> [Data for the task]

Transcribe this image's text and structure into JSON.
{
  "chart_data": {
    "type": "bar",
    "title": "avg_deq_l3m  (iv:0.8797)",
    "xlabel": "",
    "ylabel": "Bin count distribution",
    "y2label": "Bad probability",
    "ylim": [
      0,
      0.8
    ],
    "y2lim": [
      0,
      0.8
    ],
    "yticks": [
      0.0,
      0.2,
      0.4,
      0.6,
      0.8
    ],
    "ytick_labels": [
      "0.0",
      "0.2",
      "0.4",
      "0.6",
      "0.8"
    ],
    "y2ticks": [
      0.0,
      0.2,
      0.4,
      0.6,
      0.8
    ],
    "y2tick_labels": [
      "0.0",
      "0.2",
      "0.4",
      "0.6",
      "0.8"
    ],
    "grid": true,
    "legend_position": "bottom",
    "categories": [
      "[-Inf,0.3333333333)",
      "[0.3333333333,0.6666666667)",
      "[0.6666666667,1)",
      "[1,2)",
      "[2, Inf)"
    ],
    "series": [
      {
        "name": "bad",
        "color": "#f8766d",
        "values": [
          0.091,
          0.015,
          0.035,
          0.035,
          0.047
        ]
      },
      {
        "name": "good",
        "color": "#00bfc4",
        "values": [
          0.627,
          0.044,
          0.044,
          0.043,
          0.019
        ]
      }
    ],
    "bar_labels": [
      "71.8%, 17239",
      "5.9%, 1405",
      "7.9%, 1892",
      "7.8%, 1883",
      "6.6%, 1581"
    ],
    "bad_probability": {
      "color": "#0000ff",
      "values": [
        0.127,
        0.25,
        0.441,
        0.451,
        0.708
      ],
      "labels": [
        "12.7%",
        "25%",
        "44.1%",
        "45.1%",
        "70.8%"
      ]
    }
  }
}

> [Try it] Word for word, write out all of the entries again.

> [Result for this exercise]
Transcribe this image's text and structure into JSON.
{
  "chart_data": {
    "type": "bar",
    "title": "avg_deq_l3m  (iv:0.8797)",
    "xlabel": "",
    "ylabel": "Bin count distribution",
    "y2label": "Bad probability",
    "ylim": [
      0,
      0.8
    ],
    "y2lim": [
      0,
      0.8
    ],
    "yticks": [
      0.0,
      0.2,
      0.4,
      0.6,
      0.8
    ],
    "ytick_labels": [
      "0.0",
      "0.2",
      "0.4",
      "0.6",
      "0.8"
    ],
    "y2ticks": [
      0.0,
      0.2,
      0.4,
      0.6,
      0.8
    ],
    "y2tick_labels": [
      "0.0",
      "0.2",
      "0.4",
      "0.6",
      "0.8"
    ],
    "grid": true,
    "legend_position": "bottom",
    "categories": [
      "[-Inf,0.3333333333)",
      "[0.3333333333,0.6666666667)",
      "[0.6666666667,1)",
      "[1,2)",
      "[2, Inf)"
    ],
    "series": [
      {
        "name": "bad",
        "color": "#f8766d",
        "values": [
          0.091,
          0.015,
          0.035,
          0.035,
          0.047
        ]
      },
      {
        "name": "good",
        "color": "#00bfc4",
        "values": [
          0.627,
          0.044,
          0.044,
          0.043,
          0.019
        ]
      }
    ],
    "bar_labels": [
      "71.8%, 17239",
      "5.9%, 1405",
      "7.9%, 1892",
      "7.8%, 1883",
      "6.6%, 1581"
    ],
    "bad_probability": {
      "color": "#0000ff",
      "values": [
        0.127,
        0.25,
        0.441,
        0.451,
        0.708
      ],
      "labels": [
        "12.7%",
        "25%",
        "44.1%",
        "45.1%",
        "70.8%"
      ]
    }
  }
}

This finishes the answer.